▸ What you will do:
Return all the entries exactly. No pictures.

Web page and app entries
══════════

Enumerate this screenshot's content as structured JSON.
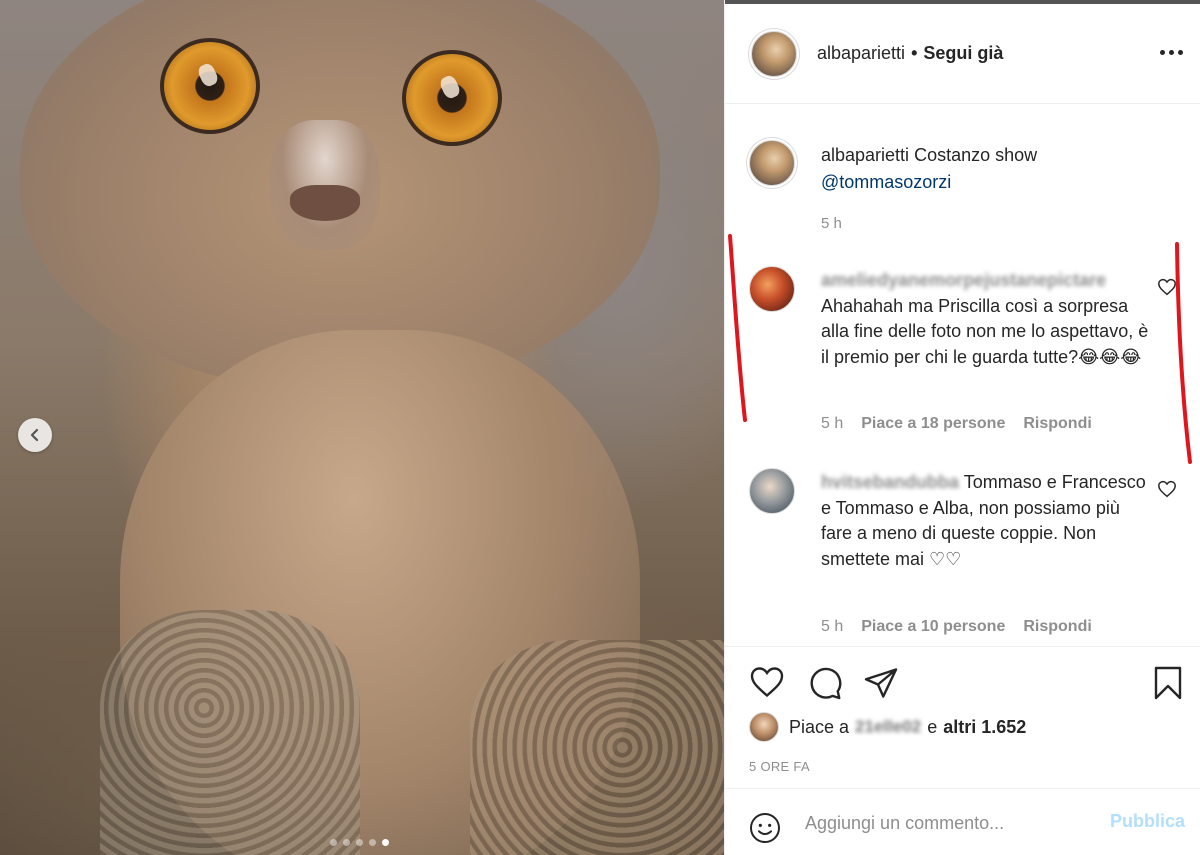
{
  "post": {
    "username": "albaparietti",
    "follow_dot": "•",
    "follow_state": "Segui già"
  },
  "caption": {
    "username": "albaparietti",
    "text": "Costanzo show",
    "mention": "@tommasozorzi",
    "time": "5 h"
  },
  "comments": [
    {
      "username": "ameliedyanemorpejustanepictare",
      "text": "Ahahahah ma Priscilla così a sorpresa alla fine delle foto non me lo aspettavo, è il premio per chi le guarda tutte?😂😂😂",
      "time": "5 h",
      "likes": "Piace a 18 persone",
      "reply": "Rispondi"
    },
    {
      "username": "hvitsebandubba",
      "text": "Tommaso e Francesco e Tommaso e Alba, non possiamo più fare a meno di queste coppie. Non smettete mai ♡♡",
      "time": "5 h",
      "likes": "Piace a 10 persone",
      "reply": "Rispondi"
    }
  ],
  "likes": {
    "prefix": "Piace a",
    "user": "21elle02",
    "conj": "e",
    "others": "altri 1.652"
  },
  "timestamp": "5 ORE FA",
  "comment_box": {
    "placeholder": "Aggiungi un commento...",
    "post_label": "Pubblica"
  },
  "carousel": {
    "total": 5,
    "active": 5
  },
  "icons": {
    "more": "more-options-icon",
    "like": "heart-icon",
    "comment": "comment-bubble-icon",
    "share": "paper-plane-icon",
    "save": "bookmark-icon",
    "emoji": "smiley-icon",
    "prev": "chevron-left-icon"
  },
  "colors": {
    "link": "#00376b",
    "muted": "#8e8e8e",
    "post_disabled": "#b2dffc",
    "annotation": "#e0161f"
  }
}
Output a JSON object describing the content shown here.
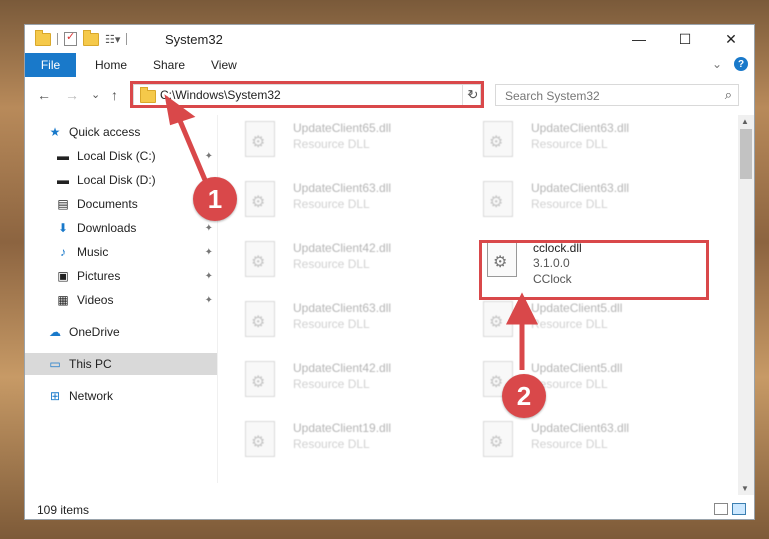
{
  "window": {
    "title": "System32",
    "minimize": "—",
    "maximize": "☐",
    "close": "✕"
  },
  "ribbon": {
    "file": "File",
    "home": "Home",
    "share": "Share",
    "view": "View",
    "collapse": "⌄",
    "help": "?"
  },
  "nav": {
    "back": "←",
    "forward": "→",
    "recent": "⌄",
    "up": "↑",
    "refresh": "↻"
  },
  "address": {
    "path": "C:\\Windows\\System32",
    "dropdown": "⌄"
  },
  "search": {
    "placeholder": "Search System32",
    "icon": "⌕"
  },
  "sidebar": {
    "items": [
      {
        "label": "Quick access"
      },
      {
        "label": "Local Disk (C:)"
      },
      {
        "label": "Local Disk (D:)"
      },
      {
        "label": "Documents"
      },
      {
        "label": "Downloads"
      },
      {
        "label": "Music"
      },
      {
        "label": "Pictures"
      },
      {
        "label": "Videos"
      },
      {
        "label": "OneDrive"
      },
      {
        "label": "This PC"
      },
      {
        "label": "Network"
      }
    ],
    "pin": "📌"
  },
  "files": [
    {
      "name": "UpdateClient65.dll",
      "sub": "Resource DLL"
    },
    {
      "name": "UpdateClient63.dll",
      "sub": "Resource DLL"
    },
    {
      "name": "UpdateClient63.dll",
      "sub": "Resource DLL"
    },
    {
      "name": "UpdateClient63.dll",
      "sub": "Resource DLL"
    },
    {
      "name": "UpdateClient42.dll",
      "sub": "Resource DLL"
    },
    {
      "name": "cclock.dll",
      "version": "3.1.0.0",
      "company": "CClock"
    },
    {
      "name": "UpdateClient63.dll",
      "sub": "Resource DLL"
    },
    {
      "name": "UpdateClient5.dll",
      "sub": "Resource DLL"
    },
    {
      "name": "UpdateClient42.dll",
      "sub": "Resource DLL"
    },
    {
      "name": "UpdateClient5.dll",
      "sub": "Resource DLL"
    },
    {
      "name": "UpdateClient19.dll",
      "sub": "Resource DLL"
    },
    {
      "name": "UpdateClient63.dll",
      "sub": "Resource DLL"
    }
  ],
  "status": {
    "count": "109 items"
  },
  "annotations": {
    "step1": "1",
    "step2": "2",
    "color": "#d9484a"
  }
}
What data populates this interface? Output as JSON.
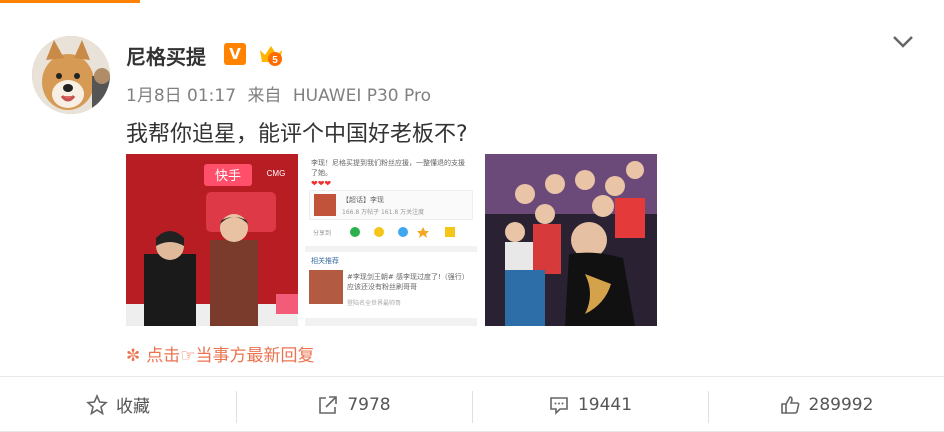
{
  "post": {
    "author": "尼格买提",
    "verified_badge": "V",
    "level_badge": "5",
    "date": "1月8日 01:17",
    "source_prefix": "来自",
    "source": "HUAWEI P30 Pro",
    "text": "我帮你追星，能评个中国好老板不?",
    "reply_link": "点击☞当事方最新回复",
    "accent_color": "#ff8200",
    "link_color": "#eb7350"
  },
  "images": {
    "photo1": {
      "logo": "快手",
      "banner_text": "CMG"
    },
    "photo2": {
      "top_text": "李现！尼格买提到我们粉丝应援，一整懂退的支援了她。",
      "hearts": "❤❤❤",
      "card_title": "【超话】李现",
      "card_sub": "166.8 万帖子 161.8 万关注度",
      "share_label": "分享到",
      "related_title": "相关推荐",
      "related_text": "#李现剑王朝# 感李现过度了!（强行）应该还没有粉丝刷哥哥",
      "related_sub": "登陆名全世界最帅哥"
    }
  },
  "actions": [
    {
      "label": "收藏",
      "icon": "star-icon"
    },
    {
      "label": "7978",
      "icon": "share-icon"
    },
    {
      "label": "19441",
      "icon": "comment-icon"
    },
    {
      "label": "289992",
      "icon": "like-icon"
    }
  ]
}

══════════

▸ Exercise output:
Enumerate this screenshot's content as structured JSON.
{
  "post": {
    "username": "albaparietti",
    "follow_dot": "•",
    "follow_state": "Segui già"
  },
  "caption": {
    "username": "albaparietti",
    "text": "Costanzo show",
    "mention": "@tommasozorzi",
    "time": "5 h"
  },
  "comments": [
    {
      "username": "ameliedyanemorpejustanepictare",
      "text": "Ahahahah ma Priscilla così a sorpresa alla fine delle foto non me lo aspettavo, è il premio per chi le guarda tutte?😂😂😂",
      "time": "5 h",
      "likes": "Piace a 18 persone",
      "reply": "Rispondi"
    },
    {
      "username": "hvitsebandubba",
      "text": "Tommaso e Francesco e Tommaso e Alba, non possiamo più fare a meno di queste coppie. Non smettete mai ♡♡",
      "time": "5 h",
      "likes": "Piace a 10 persone",
      "reply": "Rispondi"
    }
  ],
  "likes": {
    "prefix": "Piace a",
    "user": "21elle02",
    "conj": "e",
    "others": "altri 1.652"
  },
  "timestamp": "5 ORE FA",
  "comment_box": {
    "placeholder": "Aggiungi un commento...",
    "post_label": "Pubblica"
  },
  "carousel": {
    "total": 5,
    "active": 5
  },
  "icons": {
    "more": "more-options-icon",
    "like": "heart-icon",
    "comment": "comment-bubble-icon",
    "share": "paper-plane-icon",
    "save": "bookmark-icon",
    "emoji": "smiley-icon",
    "prev": "chevron-left-icon"
  },
  "colors": {
    "link": "#00376b",
    "muted": "#8e8e8e",
    "post_disabled": "#b2dffc",
    "annotation": "#e0161f"
  }
}
Output a JSON object describing the content shown here.
{
  "window": {
    "title": "System32",
    "minimize": "—",
    "maximize": "☐",
    "close": "✕"
  },
  "ribbon": {
    "file": "File",
    "home": "Home",
    "share": "Share",
    "view": "View",
    "collapse": "⌄",
    "help": "?"
  },
  "nav": {
    "back": "←",
    "forward": "→",
    "recent": "⌄",
    "up": "↑",
    "refresh": "↻"
  },
  "address": {
    "path": "C:\\Windows\\System32",
    "dropdown": "⌄"
  },
  "search": {
    "placeholder": "Search System32",
    "icon": "⌕"
  },
  "sidebar": {
    "items": [
      {
        "label": "Quick access"
      },
      {
        "label": "Local Disk (C:)"
      },
      {
        "label": "Local Disk (D:)"
      },
      {
        "label": "Documents"
      },
      {
        "label": "Downloads"
      },
      {
        "label": "Music"
      },
      {
        "label": "Pictures"
      },
      {
        "label": "Videos"
      },
      {
        "label": "OneDrive"
      },
      {
        "label": "This PC"
      },
      {
        "label": "Network"
      }
    ],
    "pin": "📌"
  },
  "files": [
    {
      "name": "UpdateClient65.dll",
      "sub": "Resource DLL"
    },
    {
      "name": "UpdateClient63.dll",
      "sub": "Resource DLL"
    },
    {
      "name": "UpdateClient63.dll",
      "sub": "Resource DLL"
    },
    {
      "name": "UpdateClient63.dll",
      "sub": "Resource DLL"
    },
    {
      "name": "UpdateClient42.dll",
      "sub": "Resource DLL"
    },
    {
      "name": "cclock.dll",
      "version": "3.1.0.0",
      "company": "CClock"
    },
    {
      "name": "UpdateClient63.dll",
      "sub": "Resource DLL"
    },
    {
      "name": "UpdateClient5.dll",
      "sub": "Resource DLL"
    },
    {
      "name": "UpdateClient42.dll",
      "sub": "Resource DLL"
    },
    {
      "name": "UpdateClient5.dll",
      "sub": "Resource DLL"
    },
    {
      "name": "UpdateClient19.dll",
      "sub": "Resource DLL"
    },
    {
      "name": "UpdateClient63.dll",
      "sub": "Resource DLL"
    }
  ],
  "status": {
    "count": "109 items"
  },
  "annotations": {
    "step1": "1",
    "step2": "2",
    "color": "#d9484a"
  }
}
What data populates this interface? Output as JSON.
{
  "post": {
    "author": "尼格买提",
    "verified_badge": "V",
    "level_badge": "5",
    "date": "1月8日 01:17",
    "source_prefix": "来自",
    "source": "HUAWEI P30 Pro",
    "text": "我帮你追星，能评个中国好老板不?",
    "reply_link": "点击☞当事方最新回复",
    "accent_color": "#ff8200",
    "link_color": "#eb7350"
  },
  "images": {
    "photo1": {
      "logo": "快手",
      "banner_text": "CMG"
    },
    "photo2": {
      "top_text": "李现！尼格买提到我们粉丝应援，一整懂退的支援了她。",
      "hearts": "❤❤❤",
      "card_title": "【超话】李现",
      "card_sub": "166.8 万帖子 161.8 万关注度",
      "share_label": "分享到",
      "related_title": "相关推荐",
      "related_text": "#李现剑王朝# 感李现过度了!（强行）应该还没有粉丝刷哥哥",
      "related_sub": "登陆名全世界最帅哥"
    }
  },
  "actions": [
    {
      "label": "收藏",
      "icon": "star-icon"
    },
    {
      "label": "7978",
      "icon": "share-icon"
    },
    {
      "label": "19441",
      "icon": "comment-icon"
    },
    {
      "label": "289992",
      "icon": "like-icon"
    }
  ]
}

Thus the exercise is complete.